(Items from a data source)
■ ■ ■ ■

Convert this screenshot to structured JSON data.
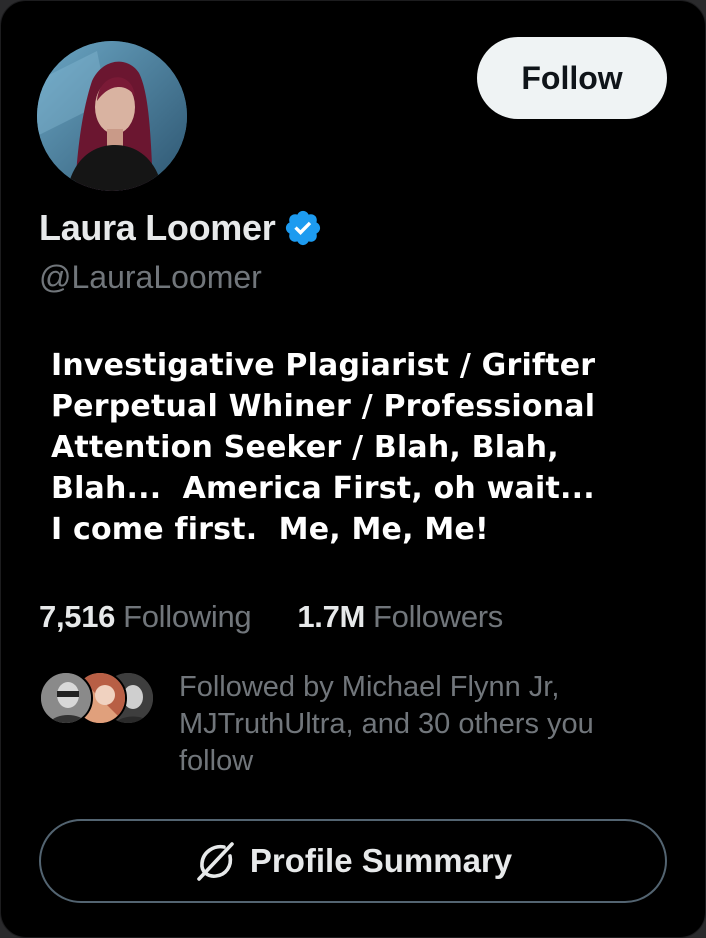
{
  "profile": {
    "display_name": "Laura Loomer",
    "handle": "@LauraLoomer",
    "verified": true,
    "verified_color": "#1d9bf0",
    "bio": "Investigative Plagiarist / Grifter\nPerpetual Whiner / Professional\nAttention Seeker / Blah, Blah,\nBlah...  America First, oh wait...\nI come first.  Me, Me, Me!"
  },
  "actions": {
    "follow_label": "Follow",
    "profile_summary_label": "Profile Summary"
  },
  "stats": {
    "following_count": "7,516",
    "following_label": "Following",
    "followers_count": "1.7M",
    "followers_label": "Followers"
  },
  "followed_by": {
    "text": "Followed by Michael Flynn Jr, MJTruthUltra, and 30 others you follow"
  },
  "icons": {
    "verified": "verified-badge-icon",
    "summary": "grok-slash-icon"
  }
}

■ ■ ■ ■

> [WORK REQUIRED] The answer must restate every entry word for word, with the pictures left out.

> [ANSWER TO THE PROBLEM]
Convert this screenshot to structured JSON data.
{
  "profile": {
    "display_name": "Laura Loomer",
    "handle": "@LauraLoomer",
    "verified": true,
    "verified_color": "#1d9bf0",
    "bio": "Investigative Plagiarist / Grifter\nPerpetual Whiner / Professional\nAttention Seeker / Blah, Blah,\nBlah...  America First, oh wait...\nI come first.  Me, Me, Me!"
  },
  "actions": {
    "follow_label": "Follow",
    "profile_summary_label": "Profile Summary"
  },
  "stats": {
    "following_count": "7,516",
    "following_label": "Following",
    "followers_count": "1.7M",
    "followers_label": "Followers"
  },
  "followed_by": {
    "text": "Followed by Michael Flynn Jr, MJTruthUltra, and 30 others you follow"
  },
  "icons": {
    "verified": "verified-badge-icon",
    "summary": "grok-slash-icon"
  }
}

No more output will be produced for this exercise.